Q. What is an air gap?

A. An air gap is a vertical, physical separation between the end of a water supply outlet and the flood-level rim of a receiving vessel. This separation must be at least twice the diameter of the water supply outlet and never less than one inch. An air gap is considered the maximum protection available against back-pressure  backflow or back-siphonage but is not always practical and can easily be bypassed.

Q. What is a reduced principle backflow assembly (RPBA)?

A. An RPBA is a mechanical backflow prevention assembly that consists of two independently acting, spring-loaded check valves with a hydraulically operating, mechanically independent, spring-loaded pressure differential relief valve between the check valves and below the first check valve. It includes shutoff valves at each end of the assembly and is equipped with test cocks. An RPBA is effective against back-pressure  backflow and back-siphonage and may be used to isolate health or non-health hazards.

Q. What is a pressure vacuum breaker assembly (PVB)?

A. Two styles of PVBs are available: (1) Pressure Vacuum Breaker and (2) Spill Resistant Vacuum Breaker. A PVB is a mechanical backflow prevention assembly that consists of an independently acting, spring-loaded check valve and an independently acting, spring-loaded air inlet valve on the discharge side of the check valve. It includes shutoff valves at each end of the assembly and is equipped with test cocks. A PVB may be used to isolate health or non-health hazards but is effective against back-siphonage only.

 

Q. What is a double check valve assembly (DCVA)?

A. A DCVA is a mechanical backflow prevention assembly that consists of two independently acting, spring-loaded check valves. It includes shutoff valves at each end of the assembly and is equipped with test cocks. A DCVA is effective against back-pressure  backflow and back-siphonage but should be used to isolate only non-health hazards.

Q. Why do backflow preventers have to be tested periodically?

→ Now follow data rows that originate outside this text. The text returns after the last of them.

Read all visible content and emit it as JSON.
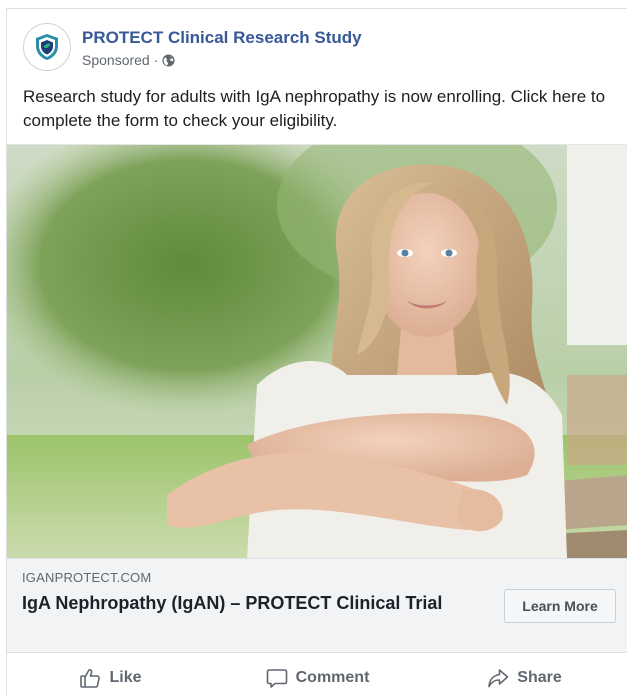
{
  "post": {
    "page_name": "PROTECT Clinical Research Study",
    "sponsored_label": "Sponsored",
    "separator": "·",
    "text": "Research study for adults with IgA nephropathy is now enrolling. Click here to complete the form to check your eligibility."
  },
  "link": {
    "domain": "IGANPROTECT.COM",
    "headline": "IgA Nephropathy (IgAN) – PROTECT Clinical Trial",
    "cta_label": "Learn More"
  },
  "actions": {
    "like": "Like",
    "comment": "Comment",
    "share": "Share"
  },
  "colors": {
    "page_name": "#385898",
    "accent_green": "#2bb673",
    "accent_teal": "#2a8fa6"
  },
  "icons": {
    "avatar": "shield-logo-icon",
    "audience": "globe-icon",
    "like": "thumbs-up-icon",
    "comment": "comment-bubble-icon",
    "share": "share-arrow-icon"
  }
}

A. To ensure the proper operation of a backflow prevention assembly, it must be tested and certified upon installation and at least once a year thereafter if installed to protect from a health hazard situation. The Texas Commission on Environmental Quality and local water suppliers oversee these state requirements. Mechanical backflow prevention assemblies have internal seals, springs and moving parts that are subject to fouling, wear or fatigue. Also, mechanical backflow preventers and air gaps can be bypassed. Therefore, all backflow prevention assemblies have to be tested periodically to ensure that they are functioning properly. Mechanical backflow prevention assemblies have to be tested with properly calibrated gauge equipment.